Assuming that the public has a fixed or growing demand for using money transfer systems, of which Bitcoin is merely one type, then the end result of restricting the available supply of Bitcoin transactions is that more and more pressure is put on unrationed commodities. Whether those unrationed commodities are traditional payment methods or altcoins, the end result spells disaster for Bitcoin.
The natural consequence of a thoroughgoing over-all price control which seeks to perpetuate a given historic price level, in brief, must ultimately be a completely regimented economy. Wages would have to be held down as rigidly as prices. Labor would have to be rationed as ruthlessly as raw materials. The end result would be that the government would not only tell each consumer precisely how much of each commodity he could have; it would tell each manufacturer precisely what quantity of each raw material he could have and what quantity of labor. Competitive bidding for workers could no more be tolerated than competitive bidding for materials. The result would be a petrified totalitarian economy, with every business firm and every worker at the mercy of the government, and with a final abandonment of all the traditional liberties we have known.
The Bitcoin economy, unlike state economies, is thankfully one of voluntary participation. While the end result of price controls, a petrified totalitarian economy, will be the same, the consumers in the Bitcoin economy have a choice and do not need to remain participants. Packing up and moving to another cryptocurrency is far simpler than packing up and moving to a country with more favorable economic policies, and this is exactly what will happen (we are already seeing it happen with the news of Circle abandoning Bitcoin this week). Attempting to centrally plan Bitcoin’s underlying economics, as the Bitcoin Core developers do today, is guaranteed to lead Bitcoin down the path of irrelevance.
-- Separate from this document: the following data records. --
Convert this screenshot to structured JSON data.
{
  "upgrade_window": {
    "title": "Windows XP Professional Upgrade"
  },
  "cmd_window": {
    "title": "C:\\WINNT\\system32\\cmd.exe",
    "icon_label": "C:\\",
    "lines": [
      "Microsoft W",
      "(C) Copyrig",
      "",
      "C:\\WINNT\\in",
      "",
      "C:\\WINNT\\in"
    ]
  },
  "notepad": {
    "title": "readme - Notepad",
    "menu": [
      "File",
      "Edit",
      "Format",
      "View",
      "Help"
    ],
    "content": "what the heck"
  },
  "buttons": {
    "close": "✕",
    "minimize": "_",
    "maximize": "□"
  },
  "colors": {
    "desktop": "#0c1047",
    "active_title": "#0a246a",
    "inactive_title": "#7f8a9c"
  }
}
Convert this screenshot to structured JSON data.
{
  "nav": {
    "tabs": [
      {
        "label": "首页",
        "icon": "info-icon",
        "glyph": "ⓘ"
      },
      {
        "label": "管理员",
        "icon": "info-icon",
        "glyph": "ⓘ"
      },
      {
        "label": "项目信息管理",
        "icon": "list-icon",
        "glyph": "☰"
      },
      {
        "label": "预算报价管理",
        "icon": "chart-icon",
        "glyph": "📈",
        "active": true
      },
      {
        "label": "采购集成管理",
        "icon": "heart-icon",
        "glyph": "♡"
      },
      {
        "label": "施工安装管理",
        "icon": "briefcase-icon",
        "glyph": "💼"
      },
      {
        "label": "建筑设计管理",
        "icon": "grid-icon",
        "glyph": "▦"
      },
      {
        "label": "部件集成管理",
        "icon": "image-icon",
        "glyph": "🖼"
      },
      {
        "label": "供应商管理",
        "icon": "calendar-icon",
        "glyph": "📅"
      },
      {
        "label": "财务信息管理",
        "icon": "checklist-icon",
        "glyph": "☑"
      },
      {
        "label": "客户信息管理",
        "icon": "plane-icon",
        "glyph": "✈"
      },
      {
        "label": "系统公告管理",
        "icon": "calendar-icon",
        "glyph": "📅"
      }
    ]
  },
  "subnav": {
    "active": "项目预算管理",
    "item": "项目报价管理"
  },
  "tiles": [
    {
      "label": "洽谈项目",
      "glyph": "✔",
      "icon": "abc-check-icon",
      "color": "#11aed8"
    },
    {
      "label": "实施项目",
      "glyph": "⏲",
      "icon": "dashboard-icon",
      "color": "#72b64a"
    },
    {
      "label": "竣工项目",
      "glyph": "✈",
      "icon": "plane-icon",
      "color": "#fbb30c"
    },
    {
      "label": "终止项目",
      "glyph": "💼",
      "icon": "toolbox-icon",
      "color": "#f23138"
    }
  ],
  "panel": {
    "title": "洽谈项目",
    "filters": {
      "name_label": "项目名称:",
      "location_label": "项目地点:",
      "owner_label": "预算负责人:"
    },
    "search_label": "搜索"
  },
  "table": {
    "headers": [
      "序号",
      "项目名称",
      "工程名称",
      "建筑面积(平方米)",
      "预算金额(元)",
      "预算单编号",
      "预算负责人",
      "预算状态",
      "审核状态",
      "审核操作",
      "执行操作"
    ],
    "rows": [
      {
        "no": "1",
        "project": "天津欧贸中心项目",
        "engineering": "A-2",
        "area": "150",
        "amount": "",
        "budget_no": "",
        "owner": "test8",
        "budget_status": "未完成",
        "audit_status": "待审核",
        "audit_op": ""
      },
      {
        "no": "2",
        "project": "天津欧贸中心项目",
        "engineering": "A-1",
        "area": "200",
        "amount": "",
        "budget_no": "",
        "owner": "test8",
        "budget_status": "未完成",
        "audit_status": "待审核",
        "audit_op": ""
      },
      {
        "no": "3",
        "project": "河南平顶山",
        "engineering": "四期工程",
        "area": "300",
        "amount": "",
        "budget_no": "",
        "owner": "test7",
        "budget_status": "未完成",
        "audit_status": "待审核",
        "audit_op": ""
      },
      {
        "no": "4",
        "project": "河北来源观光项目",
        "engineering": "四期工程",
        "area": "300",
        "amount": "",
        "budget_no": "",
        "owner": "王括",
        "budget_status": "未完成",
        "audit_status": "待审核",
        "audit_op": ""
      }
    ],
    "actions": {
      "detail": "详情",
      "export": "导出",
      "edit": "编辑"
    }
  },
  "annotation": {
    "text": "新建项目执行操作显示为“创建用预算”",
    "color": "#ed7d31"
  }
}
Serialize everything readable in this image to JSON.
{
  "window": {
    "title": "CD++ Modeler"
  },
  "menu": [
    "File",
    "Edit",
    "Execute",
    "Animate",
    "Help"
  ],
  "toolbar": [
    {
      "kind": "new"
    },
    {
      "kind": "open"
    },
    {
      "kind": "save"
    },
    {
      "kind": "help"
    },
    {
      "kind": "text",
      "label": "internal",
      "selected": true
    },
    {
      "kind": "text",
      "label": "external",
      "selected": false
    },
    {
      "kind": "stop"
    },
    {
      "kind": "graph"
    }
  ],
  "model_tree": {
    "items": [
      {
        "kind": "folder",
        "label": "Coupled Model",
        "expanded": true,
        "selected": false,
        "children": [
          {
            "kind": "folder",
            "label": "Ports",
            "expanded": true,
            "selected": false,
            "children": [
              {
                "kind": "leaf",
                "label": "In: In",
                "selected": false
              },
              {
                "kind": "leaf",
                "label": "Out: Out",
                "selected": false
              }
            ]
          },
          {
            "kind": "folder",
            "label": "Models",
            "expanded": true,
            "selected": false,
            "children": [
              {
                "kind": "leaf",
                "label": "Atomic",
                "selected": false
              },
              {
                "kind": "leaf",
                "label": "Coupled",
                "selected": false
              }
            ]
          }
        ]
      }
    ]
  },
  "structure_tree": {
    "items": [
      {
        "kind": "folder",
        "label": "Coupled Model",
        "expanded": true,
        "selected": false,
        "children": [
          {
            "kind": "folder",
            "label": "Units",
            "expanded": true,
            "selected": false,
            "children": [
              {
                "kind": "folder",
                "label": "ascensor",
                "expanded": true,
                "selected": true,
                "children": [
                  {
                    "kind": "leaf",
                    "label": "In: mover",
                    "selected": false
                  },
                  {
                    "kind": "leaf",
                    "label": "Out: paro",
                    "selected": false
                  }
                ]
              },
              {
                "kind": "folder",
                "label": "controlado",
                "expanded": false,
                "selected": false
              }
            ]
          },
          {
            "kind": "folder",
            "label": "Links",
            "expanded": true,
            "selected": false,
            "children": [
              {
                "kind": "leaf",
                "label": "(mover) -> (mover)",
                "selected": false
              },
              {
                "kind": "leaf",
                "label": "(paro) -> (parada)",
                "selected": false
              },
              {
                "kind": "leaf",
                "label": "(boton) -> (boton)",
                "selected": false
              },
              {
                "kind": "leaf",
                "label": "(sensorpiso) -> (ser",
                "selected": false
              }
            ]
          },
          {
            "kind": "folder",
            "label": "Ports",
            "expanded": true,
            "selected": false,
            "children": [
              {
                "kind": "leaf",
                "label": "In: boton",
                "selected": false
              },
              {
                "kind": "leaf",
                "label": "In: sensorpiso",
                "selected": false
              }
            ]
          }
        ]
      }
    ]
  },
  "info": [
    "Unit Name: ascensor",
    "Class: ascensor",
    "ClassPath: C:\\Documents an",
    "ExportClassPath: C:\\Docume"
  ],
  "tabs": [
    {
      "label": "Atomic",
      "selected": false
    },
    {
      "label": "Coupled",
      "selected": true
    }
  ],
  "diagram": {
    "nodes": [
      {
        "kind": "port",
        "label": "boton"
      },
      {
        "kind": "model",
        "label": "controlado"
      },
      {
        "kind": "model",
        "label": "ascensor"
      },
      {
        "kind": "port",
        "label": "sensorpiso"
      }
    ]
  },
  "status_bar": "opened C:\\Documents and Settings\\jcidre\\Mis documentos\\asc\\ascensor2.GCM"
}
This first appeared at Medium.com
John Blocke writes at Medium.com.
This article was originally published on FEE.org. Read the original article.